> _What this task involves_: Look through the records below and give the number of lines holding the string "triangle", nothing more.

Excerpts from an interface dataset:
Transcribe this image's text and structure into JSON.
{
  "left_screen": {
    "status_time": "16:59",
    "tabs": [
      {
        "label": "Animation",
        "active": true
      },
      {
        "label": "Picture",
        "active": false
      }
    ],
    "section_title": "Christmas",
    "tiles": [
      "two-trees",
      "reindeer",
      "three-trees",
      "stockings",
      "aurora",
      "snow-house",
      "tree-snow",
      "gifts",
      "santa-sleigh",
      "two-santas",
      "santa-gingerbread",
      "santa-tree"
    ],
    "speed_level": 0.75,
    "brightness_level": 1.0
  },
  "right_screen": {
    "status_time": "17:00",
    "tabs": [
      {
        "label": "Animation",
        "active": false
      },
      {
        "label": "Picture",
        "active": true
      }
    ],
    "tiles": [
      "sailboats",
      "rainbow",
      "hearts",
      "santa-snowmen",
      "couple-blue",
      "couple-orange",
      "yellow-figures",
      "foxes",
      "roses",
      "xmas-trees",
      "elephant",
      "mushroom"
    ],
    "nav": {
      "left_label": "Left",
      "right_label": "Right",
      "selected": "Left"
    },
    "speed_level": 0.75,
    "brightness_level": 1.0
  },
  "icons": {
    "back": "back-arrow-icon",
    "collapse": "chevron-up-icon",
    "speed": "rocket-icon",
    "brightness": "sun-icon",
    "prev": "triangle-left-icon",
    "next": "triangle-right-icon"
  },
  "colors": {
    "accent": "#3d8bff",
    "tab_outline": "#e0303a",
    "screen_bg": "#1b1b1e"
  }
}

> _Your response_: 2